■ THE TASK ■
Give every line below again, exactly.

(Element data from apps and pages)
------------------------------------------------

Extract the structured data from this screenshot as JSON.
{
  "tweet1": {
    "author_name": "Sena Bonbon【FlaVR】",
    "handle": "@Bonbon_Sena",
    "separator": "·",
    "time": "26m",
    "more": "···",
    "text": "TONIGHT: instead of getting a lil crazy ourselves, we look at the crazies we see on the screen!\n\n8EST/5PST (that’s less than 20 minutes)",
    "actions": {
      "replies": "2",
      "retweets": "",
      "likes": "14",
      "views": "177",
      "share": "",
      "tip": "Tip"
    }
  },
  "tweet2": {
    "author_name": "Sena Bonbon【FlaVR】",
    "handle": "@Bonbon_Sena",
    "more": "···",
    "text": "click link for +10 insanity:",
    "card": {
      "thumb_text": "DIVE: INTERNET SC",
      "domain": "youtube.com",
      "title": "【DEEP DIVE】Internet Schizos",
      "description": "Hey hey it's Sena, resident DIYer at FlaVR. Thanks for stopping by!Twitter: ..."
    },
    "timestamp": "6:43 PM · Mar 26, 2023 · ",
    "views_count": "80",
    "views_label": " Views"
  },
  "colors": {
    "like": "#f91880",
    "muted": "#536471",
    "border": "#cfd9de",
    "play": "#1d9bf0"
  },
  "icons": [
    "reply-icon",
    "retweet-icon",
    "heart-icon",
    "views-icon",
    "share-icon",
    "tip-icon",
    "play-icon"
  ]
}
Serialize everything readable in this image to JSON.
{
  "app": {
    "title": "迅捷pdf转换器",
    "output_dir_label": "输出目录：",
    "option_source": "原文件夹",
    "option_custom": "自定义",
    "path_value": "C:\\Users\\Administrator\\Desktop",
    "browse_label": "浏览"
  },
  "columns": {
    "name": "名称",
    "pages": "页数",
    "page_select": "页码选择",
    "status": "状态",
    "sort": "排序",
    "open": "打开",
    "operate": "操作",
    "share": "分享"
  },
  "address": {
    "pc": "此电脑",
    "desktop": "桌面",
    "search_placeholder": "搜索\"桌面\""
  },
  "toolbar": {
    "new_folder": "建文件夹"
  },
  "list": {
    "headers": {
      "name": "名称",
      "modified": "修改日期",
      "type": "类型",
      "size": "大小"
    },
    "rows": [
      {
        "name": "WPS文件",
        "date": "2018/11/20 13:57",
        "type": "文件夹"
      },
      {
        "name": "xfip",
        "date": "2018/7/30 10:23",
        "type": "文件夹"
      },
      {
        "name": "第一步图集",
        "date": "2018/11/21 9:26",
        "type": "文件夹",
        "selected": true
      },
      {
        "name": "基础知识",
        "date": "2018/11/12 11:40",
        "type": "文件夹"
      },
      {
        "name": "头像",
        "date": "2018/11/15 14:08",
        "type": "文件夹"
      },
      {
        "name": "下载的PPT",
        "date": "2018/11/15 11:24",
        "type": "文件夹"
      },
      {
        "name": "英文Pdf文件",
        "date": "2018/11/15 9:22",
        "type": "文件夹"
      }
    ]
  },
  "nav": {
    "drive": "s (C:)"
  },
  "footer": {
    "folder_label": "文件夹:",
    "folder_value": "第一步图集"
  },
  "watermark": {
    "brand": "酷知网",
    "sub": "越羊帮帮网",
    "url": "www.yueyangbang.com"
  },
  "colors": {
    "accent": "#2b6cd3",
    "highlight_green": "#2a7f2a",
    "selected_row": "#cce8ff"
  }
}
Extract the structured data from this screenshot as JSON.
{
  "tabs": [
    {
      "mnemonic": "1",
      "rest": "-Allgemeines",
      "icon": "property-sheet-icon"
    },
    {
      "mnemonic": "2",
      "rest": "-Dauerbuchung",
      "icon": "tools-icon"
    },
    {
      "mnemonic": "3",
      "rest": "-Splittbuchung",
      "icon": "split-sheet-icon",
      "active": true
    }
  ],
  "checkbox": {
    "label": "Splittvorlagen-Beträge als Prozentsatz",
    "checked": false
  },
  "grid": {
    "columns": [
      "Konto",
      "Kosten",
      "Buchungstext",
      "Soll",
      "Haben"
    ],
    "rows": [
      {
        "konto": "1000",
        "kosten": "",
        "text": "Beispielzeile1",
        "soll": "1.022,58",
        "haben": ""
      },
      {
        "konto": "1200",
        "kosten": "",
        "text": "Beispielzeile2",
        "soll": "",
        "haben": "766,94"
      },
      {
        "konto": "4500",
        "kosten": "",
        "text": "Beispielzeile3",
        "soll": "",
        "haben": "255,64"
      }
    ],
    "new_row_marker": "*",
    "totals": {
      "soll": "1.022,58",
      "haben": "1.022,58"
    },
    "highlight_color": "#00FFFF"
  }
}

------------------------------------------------

■ YOUR SOLUTION ■
Extract the structured data from this screenshot as JSON.
{
  "tweet1": {
    "author_name": "Sena Bonbon【FlaVR】",
    "handle": "@Bonbon_Sena",
    "separator": "·",
    "time": "26m",
    "more": "···",
    "text": "TONIGHT: instead of getting a lil crazy ourselves, we look at the crazies we see on the screen!\n\n8EST/5PST (that’s less than 20 minutes)",
    "actions": {
      "replies": "2",
      "retweets": "",
      "likes": "14",
      "views": "177",
      "share": "",
      "tip": "Tip"
    }
  },
  "tweet2": {
    "author_name": "Sena Bonbon【FlaVR】",
    "handle": "@Bonbon_Sena",
    "more": "···",
    "text": "click link for +10 insanity:",
    "card": {
      "thumb_text": "DIVE: INTERNET SC",
      "domain": "youtube.com",
      "title": "【DEEP DIVE】Internet Schizos",
      "description": "Hey hey it's Sena, resident DIYer at FlaVR. Thanks for stopping by!Twitter: ..."
    },
    "timestamp": "6:43 PM · Mar 26, 2023 · ",
    "views_count": "80",
    "views_label": " Views"
  },
  "colors": {
    "like": "#f91880",
    "muted": "#536471",
    "border": "#cfd9de",
    "play": "#1d9bf0"
  },
  "icons": [
    "reply-icon",
    "retweet-icon",
    "heart-icon",
    "views-icon",
    "share-icon",
    "tip-icon",
    "play-icon"
  ]
}
Serialize everything readable in this image to JSON.
{
  "app": {
    "title": "迅捷pdf转换器",
    "output_dir_label": "输出目录：",
    "option_source": "原文件夹",
    "option_custom": "自定义",
    "path_value": "C:\\Users\\Administrator\\Desktop",
    "browse_label": "浏览"
  },
  "columns": {
    "name": "名称",
    "pages": "页数",
    "page_select": "页码选择",
    "status": "状态",
    "sort": "排序",
    "open": "打开",
    "operate": "操作",
    "share": "分享"
  },
  "address": {
    "pc": "此电脑",
    "desktop": "桌面",
    "search_placeholder": "搜索\"桌面\""
  },
  "toolbar": {
    "new_folder": "建文件夹"
  },
  "list": {
    "headers": {
      "name": "名称",
      "modified": "修改日期",
      "type": "类型",
      "size": "大小"
    },
    "rows": [
      {
        "name": "WPS文件",
        "date": "2018/11/20 13:57",
        "type": "文件夹"
      },
      {
        "name": "xfip",
        "date": "2018/7/30 10:23",
        "type": "文件夹"
      },
      {
        "name": "第一步图集",
        "date": "2018/11/21 9:26",
        "type": "文件夹",
        "selected": true
      },
      {
        "name": "基础知识",
        "date": "2018/11/12 11:40",
        "type": "文件夹"
      },
      {
        "name": "头像",
        "date": "2018/11/15 14:08",
        "type": "文件夹"
      },
      {
        "name": "下载的PPT",
        "date": "2018/11/15 11:24",
        "type": "文件夹"
      },
      {
        "name": "英文Pdf文件",
        "date": "2018/11/15 9:22",
        "type": "文件夹"
      }
    ]
  },
  "nav": {
    "drive": "s (C:)"
  },
  "footer": {
    "folder_label": "文件夹:",
    "folder_value": "第一步图集"
  },
  "watermark": {
    "brand": "酷知网",
    "sub": "越羊帮帮网",
    "url": "www.yueyangbang.com"
  },
  "colors": {
    "accent": "#2b6cd3",
    "highlight_green": "#2a7f2a",
    "selected_row": "#cce8ff"
  }
}
Extract the structured data from this screenshot as JSON.
{
  "tabs": [
    {
      "mnemonic": "1",
      "rest": "-Allgemeines",
      "icon": "property-sheet-icon"
    },
    {
      "mnemonic": "2",
      "rest": "-Dauerbuchung",
      "icon": "tools-icon"
    },
    {
      "mnemonic": "3",
      "rest": "-Splittbuchung",
      "icon": "split-sheet-icon",
      "active": true
    }
  ],
  "checkbox": {
    "label": "Splittvorlagen-Beträge als Prozentsatz",
    "checked": false
  },
  "grid": {
    "columns": [
      "Konto",
      "Kosten",
      "Buchungstext",
      "Soll",
      "Haben"
    ],
    "rows": [
      {
        "konto": "1000",
        "kosten": "",
        "text": "Beispielzeile1",
        "soll": "1.022,58",
        "haben": ""
      },
      {
        "konto": "1200",
        "kosten": "",
        "text": "Beispielzeile2",
        "soll": "",
        "haben": "766,94"
      },
      {
        "konto": "4500",
        "kosten": "",
        "text": "Beispielzeile3",
        "soll": "",
        "haben": "255,64"
      }
    ],
    "new_row_marker": "*",
    "totals": {
      "soll": "1.022,58",
      "haben": "1.022,58"
    },
    "highlight_color": "#00FFFF"
  }
}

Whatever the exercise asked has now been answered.